The discussion about the sculpture has been deferred to the November Council meeting and I am now not so sure about which way we should go. Although the arguments about being kept in the dark and the timing are valid, surely we are talking about establishing a piece of history?
Now that more information is available I welcome your views.
(Originally posted on Facebook)
- Ian ‘Spike’ Milligan
Firstly Andrew thanks for keeping us informed on this. Your briefing newsletter set this out very clearly, for me at least. The piece of art is something which needs to happen to discharge the planning permission points.
That said £400K is s…till one hell of a price in the current climate, but only a very small percentage of the overall spend of that building project (south stand).
However and this I think is the very big however, I’m sure it is not outside the skill set of the RFU and their contacts, sponsors etc to think out side of the box and come up with a way in which such a piece of art could be installed which does embody the game but the funding for it comes from another source.
Clubs will no doubt shortly be encouraged to purchase “This is rugby” marketing material in order to get the ethos of the game out there to the wider market and I think this is one of the things which has been missed. Yes you describe a brilliant stadium, which it is, and some fantastic facilities, which no doubt they are, but how many of the young players who run out on a saturday or sunday morning will really get to see the statue?

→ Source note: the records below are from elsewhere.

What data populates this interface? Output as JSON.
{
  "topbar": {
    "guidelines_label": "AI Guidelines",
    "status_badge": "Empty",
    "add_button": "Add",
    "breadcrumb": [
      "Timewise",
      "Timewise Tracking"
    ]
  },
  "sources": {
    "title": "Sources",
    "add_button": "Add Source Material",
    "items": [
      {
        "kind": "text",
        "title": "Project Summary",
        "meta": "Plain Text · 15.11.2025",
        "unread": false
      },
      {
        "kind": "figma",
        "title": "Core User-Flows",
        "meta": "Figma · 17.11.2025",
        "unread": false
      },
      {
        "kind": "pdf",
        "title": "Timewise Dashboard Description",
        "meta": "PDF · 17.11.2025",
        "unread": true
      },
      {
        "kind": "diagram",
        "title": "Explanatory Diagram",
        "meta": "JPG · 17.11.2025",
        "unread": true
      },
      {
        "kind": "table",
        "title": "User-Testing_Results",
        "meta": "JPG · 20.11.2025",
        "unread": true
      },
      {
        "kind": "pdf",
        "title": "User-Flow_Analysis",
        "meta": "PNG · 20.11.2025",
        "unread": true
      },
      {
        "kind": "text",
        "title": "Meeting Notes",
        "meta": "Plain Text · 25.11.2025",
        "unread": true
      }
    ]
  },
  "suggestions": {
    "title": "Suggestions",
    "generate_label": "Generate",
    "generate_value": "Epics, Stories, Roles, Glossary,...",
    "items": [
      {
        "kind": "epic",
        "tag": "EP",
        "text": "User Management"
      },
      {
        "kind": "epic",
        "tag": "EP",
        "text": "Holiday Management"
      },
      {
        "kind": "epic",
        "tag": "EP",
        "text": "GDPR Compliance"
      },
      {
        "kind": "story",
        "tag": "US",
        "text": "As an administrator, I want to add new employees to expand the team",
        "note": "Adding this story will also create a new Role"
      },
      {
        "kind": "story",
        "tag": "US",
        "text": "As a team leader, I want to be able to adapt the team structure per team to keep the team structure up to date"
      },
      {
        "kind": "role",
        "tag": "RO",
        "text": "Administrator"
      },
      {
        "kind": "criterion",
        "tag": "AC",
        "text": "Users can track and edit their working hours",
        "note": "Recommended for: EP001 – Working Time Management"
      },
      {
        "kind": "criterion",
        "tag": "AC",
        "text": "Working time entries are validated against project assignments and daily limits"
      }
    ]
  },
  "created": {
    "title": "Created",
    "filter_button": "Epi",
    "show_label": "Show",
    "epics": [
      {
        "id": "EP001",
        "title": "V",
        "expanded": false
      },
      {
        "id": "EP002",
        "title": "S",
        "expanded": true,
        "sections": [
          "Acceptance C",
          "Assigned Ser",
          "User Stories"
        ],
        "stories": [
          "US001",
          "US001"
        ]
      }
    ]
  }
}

Tickets for international are pricing them out and therefore if the RFU wants to make a £400K statement of the spirit of the game it might need to make it on a more grassroots level.

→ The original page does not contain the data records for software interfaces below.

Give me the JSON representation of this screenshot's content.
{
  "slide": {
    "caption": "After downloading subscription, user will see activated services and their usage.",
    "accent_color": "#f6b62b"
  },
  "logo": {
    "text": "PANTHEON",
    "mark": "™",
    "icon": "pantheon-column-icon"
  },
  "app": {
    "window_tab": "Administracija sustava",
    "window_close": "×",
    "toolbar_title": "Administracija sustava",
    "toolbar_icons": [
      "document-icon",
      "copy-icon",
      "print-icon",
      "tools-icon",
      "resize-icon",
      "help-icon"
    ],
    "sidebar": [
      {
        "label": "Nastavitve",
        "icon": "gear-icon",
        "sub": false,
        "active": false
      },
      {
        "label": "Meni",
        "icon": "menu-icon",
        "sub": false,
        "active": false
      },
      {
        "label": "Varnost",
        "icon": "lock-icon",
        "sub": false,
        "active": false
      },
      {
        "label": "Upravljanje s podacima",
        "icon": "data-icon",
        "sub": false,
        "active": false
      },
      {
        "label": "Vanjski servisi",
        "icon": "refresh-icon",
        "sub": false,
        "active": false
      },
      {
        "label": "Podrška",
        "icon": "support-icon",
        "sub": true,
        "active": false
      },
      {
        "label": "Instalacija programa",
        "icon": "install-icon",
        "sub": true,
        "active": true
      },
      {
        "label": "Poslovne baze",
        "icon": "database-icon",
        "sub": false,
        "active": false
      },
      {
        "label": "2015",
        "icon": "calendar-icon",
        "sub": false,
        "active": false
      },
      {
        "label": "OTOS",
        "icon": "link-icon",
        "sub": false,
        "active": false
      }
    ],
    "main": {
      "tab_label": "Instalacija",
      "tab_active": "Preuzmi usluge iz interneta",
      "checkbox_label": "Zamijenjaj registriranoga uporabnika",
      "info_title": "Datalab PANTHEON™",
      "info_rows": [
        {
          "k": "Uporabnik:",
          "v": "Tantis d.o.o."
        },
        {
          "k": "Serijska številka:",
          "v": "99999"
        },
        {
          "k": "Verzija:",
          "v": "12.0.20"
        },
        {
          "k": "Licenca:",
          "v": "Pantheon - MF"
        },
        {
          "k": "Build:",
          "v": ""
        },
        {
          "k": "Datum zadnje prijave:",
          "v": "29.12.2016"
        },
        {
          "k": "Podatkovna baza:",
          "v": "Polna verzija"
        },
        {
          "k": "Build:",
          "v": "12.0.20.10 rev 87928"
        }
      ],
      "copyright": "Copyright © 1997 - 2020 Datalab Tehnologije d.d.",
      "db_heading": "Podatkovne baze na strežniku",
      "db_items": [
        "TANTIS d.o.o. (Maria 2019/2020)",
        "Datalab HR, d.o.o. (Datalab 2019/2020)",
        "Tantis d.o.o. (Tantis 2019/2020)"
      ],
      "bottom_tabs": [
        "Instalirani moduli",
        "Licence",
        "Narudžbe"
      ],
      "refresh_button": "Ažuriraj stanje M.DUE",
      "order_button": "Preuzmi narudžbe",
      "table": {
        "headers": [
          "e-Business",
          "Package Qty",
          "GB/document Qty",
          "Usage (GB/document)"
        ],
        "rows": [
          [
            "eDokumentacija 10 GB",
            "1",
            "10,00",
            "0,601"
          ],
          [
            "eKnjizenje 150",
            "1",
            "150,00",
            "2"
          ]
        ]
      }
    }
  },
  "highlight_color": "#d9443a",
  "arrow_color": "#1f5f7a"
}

Just my opinion – thanks again for keeping us informed.
- Alex Murphy I dont think there is any issue about the statue and that long term it will provide a welcome to the stadium. My feelings are that the timing is poor and the statue would have been a more fitting part of 2015 when income streams would be improved.
- Andrew Sarek Rfu Spike – Although tickets for the top international games at Twickenham are very expensive young players can see the Middlesex 7s or the London IRB 7s for as little as £10. If and when the sculpture is up perhaps there could be a coach trip from Swaffham?